I’m in my bed, reading, about 10:30 at night, when my twenty-three year old daughter pops her head in. She’s so beautiful, in her glasses, smiling to see me still awake.
“Has it been a long day, Dad?”
“Yes. What about you?”
She grows a little more animated as she starts to tell me about how the work day went. Her image and her voice grow blurry within my dream, as I desperately try to hold on to what she is saying, what she looks like. But I can’t – she’s fading.
Her name was Grace. She died six months into term more than twenty-three years ago. But she still visits me in my dreams, some nights.
I always know it’s her.
My ex-wife and I had a son after that; the doctor figured out why it happened and we got a baby to term. We then split up about three and a half years later. I remarried a couple of years later, to a woman who had three daughters, ages 10 to 16. That was eighteen years ago.
But still she makes these visits. Because every child we have, and every child we don’t have, aren’t just part of us, they are us.
The best part of us.
The eternal part of us.
I wish I could have held her once, and told her that her Daddy loved her.
So I tell her in dreams, and in whispered prayers before I go to bed at night. Even after all these years.
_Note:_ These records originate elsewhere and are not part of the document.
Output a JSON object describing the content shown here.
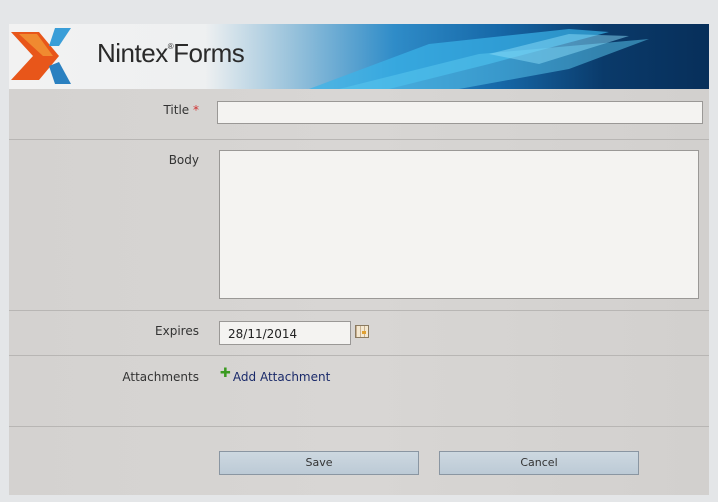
{
  "header": {
    "logo_text": "Nintex",
    "logo_reg": "®",
    "logo_text2": "Forms"
  },
  "form": {
    "title": {
      "label": "Title",
      "required_mark": "*",
      "value": ""
    },
    "body": {
      "label": "Body",
      "value": ""
    },
    "expires": {
      "label": "Expires",
      "value": "28/11/2014",
      "icon": "calendar-icon"
    },
    "attachments": {
      "label": "Attachments",
      "add_label": "Add Attachment",
      "icon": "plus-icon"
    }
  },
  "buttons": {
    "save": "Save",
    "cancel": "Cancel"
  },
  "colors": {
    "required": "#d03030",
    "link": "#1a2a6a",
    "banner_dark": "#072f5a"
  }
}
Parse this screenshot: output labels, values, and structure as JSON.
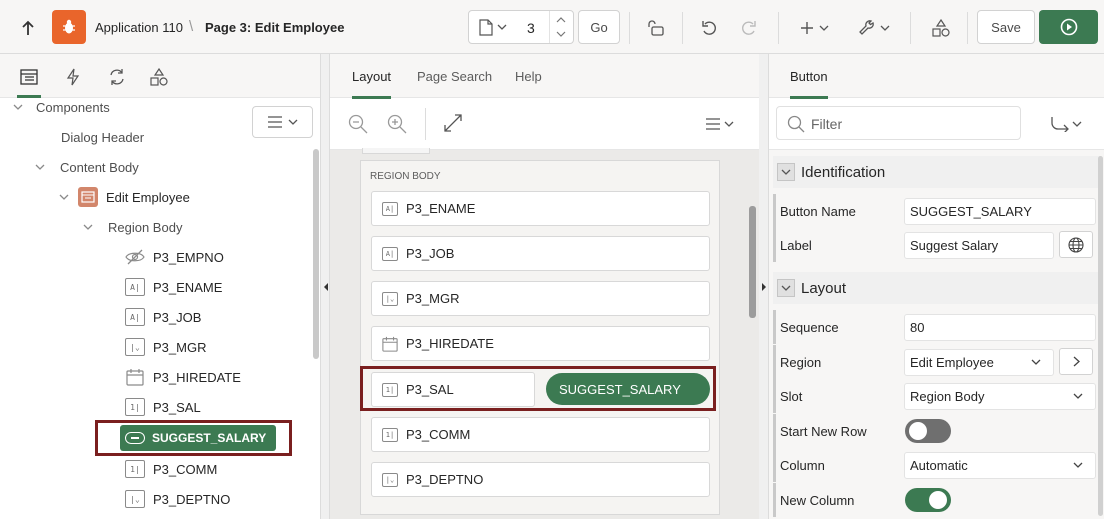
{
  "toolbar": {
    "app_name": "Application 110",
    "separator": "\\",
    "page_title": "Page 3: Edit Employee",
    "page_number": "3",
    "go_label": "Go",
    "save_label": "Save"
  },
  "left_panel": {
    "tree": [
      {
        "label": "Components",
        "level": 0,
        "chevron": true,
        "icon": ""
      },
      {
        "label": "Dialog Header",
        "level": 1,
        "chevron": false,
        "icon": ""
      },
      {
        "label": "Content Body",
        "level": 1,
        "chevron": true,
        "icon": ""
      },
      {
        "label": "Edit Employee",
        "level": 2,
        "chevron": true,
        "icon": "region-icon"
      },
      {
        "label": "Region Body",
        "level": 3,
        "chevron": true,
        "icon": ""
      },
      {
        "label": "P3_EMPNO",
        "level": 4,
        "chevron": false,
        "icon": "hidden-item-icon"
      },
      {
        "label": "P3_ENAME",
        "level": 4,
        "chevron": false,
        "icon": "text-field-icon"
      },
      {
        "label": "P3_JOB",
        "level": 4,
        "chevron": false,
        "icon": "text-field-icon"
      },
      {
        "label": "P3_MGR",
        "level": 4,
        "chevron": false,
        "icon": "select-list-icon"
      },
      {
        "label": "P3_HIREDATE",
        "level": 4,
        "chevron": false,
        "icon": "date-picker-icon"
      },
      {
        "label": "P3_SAL",
        "level": 4,
        "chevron": false,
        "icon": "number-field-icon"
      },
      {
        "label": "SUGGEST_SALARY",
        "level": 4,
        "chevron": false,
        "icon": "button-icon"
      },
      {
        "label": "P3_COMM",
        "level": 4,
        "chevron": false,
        "icon": "number-field-icon"
      },
      {
        "label": "P3_DEPTNO",
        "level": 4,
        "chevron": false,
        "icon": "select-list-icon"
      }
    ]
  },
  "middle_panel": {
    "tabs": [
      "Layout",
      "Page Search",
      "Help"
    ],
    "region_label": "REGION BODY",
    "items": [
      {
        "label": "P3_ENAME",
        "icon": "text-field-icon"
      },
      {
        "label": "P3_JOB",
        "icon": "text-field-icon"
      },
      {
        "label": "P3_MGR",
        "icon": "select-list-icon"
      },
      {
        "label": "P3_HIREDATE",
        "icon": "date-picker-icon"
      },
      {
        "label": "P3_SAL",
        "icon": "number-field-icon"
      },
      {
        "label": "P3_COMM",
        "icon": "number-field-icon"
      },
      {
        "label": "P3_DEPTNO",
        "icon": "select-list-icon"
      }
    ],
    "button_label": "SUGGEST_SALARY"
  },
  "right_panel": {
    "tab": "Button",
    "filter_placeholder": "Filter",
    "identification": {
      "title": "Identification",
      "button_name_label": "Button Name",
      "button_name_value": "SUGGEST_SALARY",
      "label_label": "Label",
      "label_value": "Suggest Salary"
    },
    "layout": {
      "title": "Layout",
      "sequence_label": "Sequence",
      "sequence_value": "80",
      "region_label": "Region",
      "region_value": "Edit Employee",
      "slot_label": "Slot",
      "slot_value": "Region Body",
      "start_new_row_label": "Start New Row",
      "start_new_row": false,
      "column_label": "Column",
      "column_value": "Automatic",
      "new_column_label": "New Column",
      "new_column": true
    }
  },
  "colors": {
    "accent_green": "#3c7a52",
    "highlight_border": "#7a1f1f",
    "app_icon": "#e9652b"
  }
}
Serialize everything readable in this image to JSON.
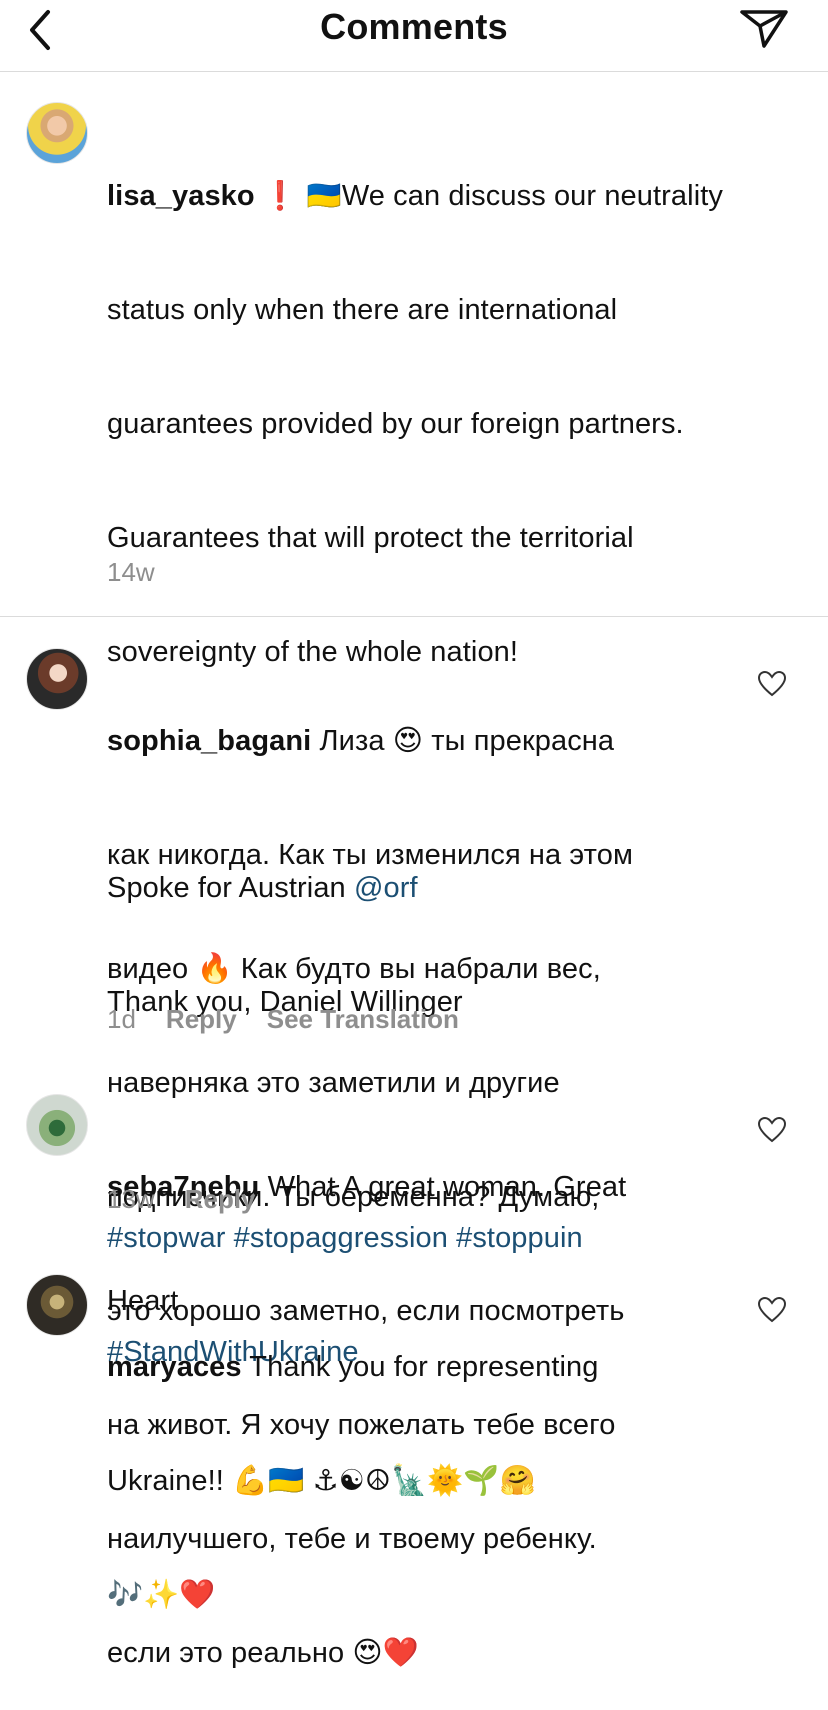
{
  "header": {
    "title": "Comments",
    "back_icon": "chevron-left-icon",
    "send_icon": "paper-plane-icon"
  },
  "caption": {
    "username": "lisa_yasko",
    "prefix_emoji": "❗ 🇺🇦",
    "line1": "We can discuss our neutrality",
    "line2": "status only when there are international",
    "line3": "guarantees provided by our foreign partners.",
    "line4": "Guarantees that will protect the territorial",
    "line5": "sovereignty of the whole nation!",
    "spoke": "Spoke for Austrian ",
    "mention": "@orf",
    "thanks": "Thank you, Daniel Willinger",
    "hashtags1": "#stopwar #stopaggression #stoppuin",
    "hashtags2": "#StandWithUkraine",
    "time": "14w"
  },
  "comments": [
    {
      "username": "sophia_bagani",
      "lines": [
        "Лиза 😍 ты прекрасна",
        "как никогда. Как ты изменился на этом",
        "видео 🔥 Как будто вы набрали вес,",
        "наверняка это заметили и другие",
        "подписчики. Ты беременна? Думаю,",
        "это хорошо заметно, если посмотреть",
        "на живот. Я хочу пожелать тебе всего",
        "наилучшего, тебе и твоему ребенку.",
        "если это реально 😍❤️"
      ],
      "time": "1d",
      "reply": "Reply",
      "translate": "See Translation"
    },
    {
      "username": "seba7nebu",
      "lines": [
        "What A great woman. Great",
        "Heart"
      ],
      "time": "13w",
      "reply": "Reply"
    },
    {
      "username": "maryaces",
      "lines": [
        "Thank you for representing",
        "Ukraine!! 💪🇺🇦 ⚓☯☮🗽🌞🌱🤗",
        "🎶✨❤️"
      ]
    }
  ],
  "colors": {
    "link": "#1c4f73",
    "meta": "#8e8e8e",
    "divider": "#dbdbdb"
  }
}
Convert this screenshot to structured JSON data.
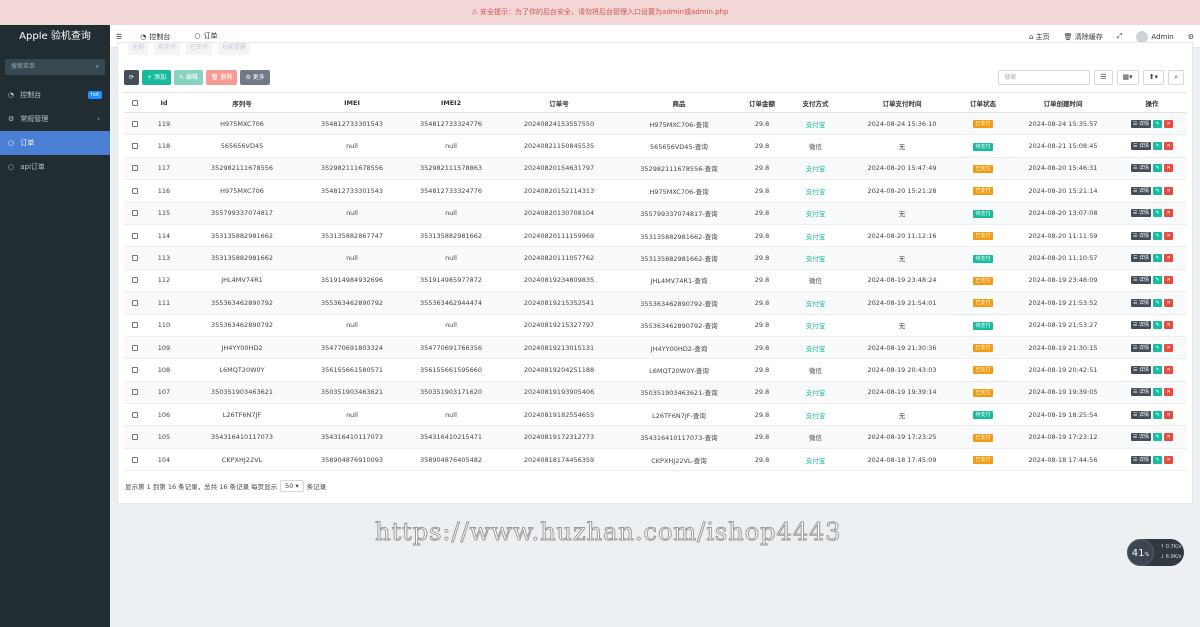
{
  "alert": {
    "text": "安全提示：为了你的后台安全，请勿将后台管理入口设置为admin或admin.php",
    "icon": "warning-icon"
  },
  "sidebar": {
    "title": "Apple 验机查询",
    "search_placeholder": "搜索菜单",
    "items": [
      {
        "label": "控制台",
        "icon": "dashboard-icon",
        "badge": "hot"
      },
      {
        "label": "常规管理",
        "icon": "cogs-icon"
      },
      {
        "label": "订单",
        "icon": "circle-icon",
        "active": true
      },
      {
        "label": "api订单",
        "icon": "circle-icon"
      }
    ]
  },
  "topbar": {
    "tabs": [
      {
        "label": "控制台",
        "icon": "dashboard-icon"
      },
      {
        "label": "订单",
        "icon": "circle-icon"
      }
    ],
    "home": "主页",
    "clear_cache": "清除缓存",
    "user": "Admin"
  },
  "subtabs": [
    "全部",
    "待支付",
    "已支付",
    "功能提醒"
  ],
  "toolbar": {
    "add": "添加",
    "edit": "编辑",
    "delete": "删除",
    "more": "更多",
    "search_placeholder": "搜索"
  },
  "table": {
    "headers": [
      "Id",
      "序列号",
      "IMEI",
      "IMEI2",
      "订单号",
      "商品",
      "订单金额",
      "支付方式",
      "订单支付时间",
      "订单状态",
      "订单创建时间",
      "操作"
    ],
    "rows": [
      [
        "119",
        "H975MXC706",
        "354812733301543",
        "354812733324776",
        "20240824153557550",
        "H975MXC706-查询",
        "29.8",
        "支付宝",
        "2024-08-24 15:36:10",
        "已支付",
        "2024-08-24 15:35:57"
      ],
      [
        "118",
        "565656VD45",
        "null",
        "null",
        "20240821150845535",
        "565656VD45-查询",
        "29.8",
        "微信",
        "无",
        "待支付",
        "2024-08-21 15:08:45"
      ],
      [
        "117",
        "352982111678556",
        "352982111678556",
        "352982111578863",
        "20240820154631797",
        "352982111678556-查询",
        "29.8",
        "支付宝",
        "2024-08-20 15:47:49",
        "已支付",
        "2024-08-20 15:46:31"
      ],
      [
        "116",
        "H975MXC706",
        "354812733301543",
        "354812733324776",
        "20240820152114313",
        "H975MXC706-查询",
        "29.8",
        "支付宝",
        "2024-08-20 15:21:28",
        "已支付",
        "2024-08-20 15:21:14"
      ],
      [
        "115",
        "355799337074817",
        "null",
        "null",
        "20240820130708104",
        "355799337074817-查询",
        "29.8",
        "支付宝",
        "无",
        "待支付",
        "2024-08-20 13:07:08"
      ],
      [
        "114",
        "353135882981662",
        "353135882867747",
        "353135882981662",
        "20240820111159969",
        "353135882981662-查询",
        "29.8",
        "支付宝",
        "2024-08-20 11:12:16",
        "已支付",
        "2024-08-20 11:11:59"
      ],
      [
        "113",
        "353135882981662",
        "null",
        "null",
        "20240820111057762",
        "353135882981662-查询",
        "29.8",
        "支付宝",
        "无",
        "待支付",
        "2024-08-20 11:10:57"
      ],
      [
        "112",
        "JHL4MV74R1",
        "351914984932696",
        "351914985977872",
        "20240819234809835",
        "JHL4MV74R1-查询",
        "29.8",
        "微信",
        "2024-08-19 23:48:24",
        "已支付",
        "2024-08-19 23:48:09"
      ],
      [
        "111",
        "355363462890792",
        "355363462890792",
        "355363462944474",
        "20240819215352541",
        "355363462890792-查询",
        "29.8",
        "支付宝",
        "2024-08-19 21:54:01",
        "已支付",
        "2024-08-19 21:53:52"
      ],
      [
        "110",
        "355363462890792",
        "null",
        "null",
        "20240819215327797",
        "355363462890792-查询",
        "29.8",
        "支付宝",
        "无",
        "待支付",
        "2024-08-19 21:53:27"
      ],
      [
        "109",
        "JH4YY00HD2",
        "354770691803324",
        "354770691766356",
        "20240819213015131",
        "JH4YY00HD2-查询",
        "29.8",
        "支付宝",
        "2024-08-19 21:30:36",
        "已支付",
        "2024-08-19 21:30:15"
      ],
      [
        "108",
        "L6MQT20W0Y",
        "356155661580571",
        "356155661595660",
        "20240819204251188",
        "L6MQT20W0Y-查询",
        "29.8",
        "微信",
        "2024-08-19 20:43:03",
        "已支付",
        "2024-08-19 20:42:51"
      ],
      [
        "107",
        "350351903463621",
        "350351903463621",
        "350351903171620",
        "20240819193905406",
        "350351903463621-查询",
        "29.8",
        "支付宝",
        "2024-08-19 19:39:14",
        "已支付",
        "2024-08-19 19:39:05"
      ],
      [
        "106",
        "L26TF6N7JF",
        "null",
        "null",
        "20240819182554655",
        "L26TF6N7JF-查询",
        "29.8",
        "支付宝",
        "无",
        "待支付",
        "2024-08-19 18:25:54"
      ],
      [
        "105",
        "354316410117073",
        "354316410117073",
        "354316410215471",
        "20240819172312773",
        "354316410117073-查询",
        "29.8",
        "微信",
        "2024-08-19 17:23:25",
        "已支付",
        "2024-08-19 17:23:12"
      ],
      [
        "104",
        "CKPXHJ22VL",
        "358904876910093",
        "358904876405482",
        "20240818174456359",
        "CKPXHJ22VL-查询",
        "29.8",
        "支付宝",
        "2024-08-18 17:45:09",
        "已支付",
        "2024-08-18 17:44:56"
      ]
    ],
    "action_detail": "详情"
  },
  "pager": {
    "text1": "显示第 1 到第 16 条记录，总共 16 条记录 每页显示",
    "per_page": "50",
    "text2": "条记录"
  },
  "watermark": "https://www.huzhan.com/ishop4443",
  "widget": {
    "value": "41",
    "unit": "%",
    "up": "0.7K/s",
    "down": "6.9K/s"
  },
  "colors": {
    "sidebar": "#222d32",
    "accent": "#4a7fd4",
    "green": "#18bc9c",
    "orange": "#f39c12",
    "red": "#e74c3c"
  }
}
Her name was Grace, you know, and she was my beautiful daughter.
And she always will be.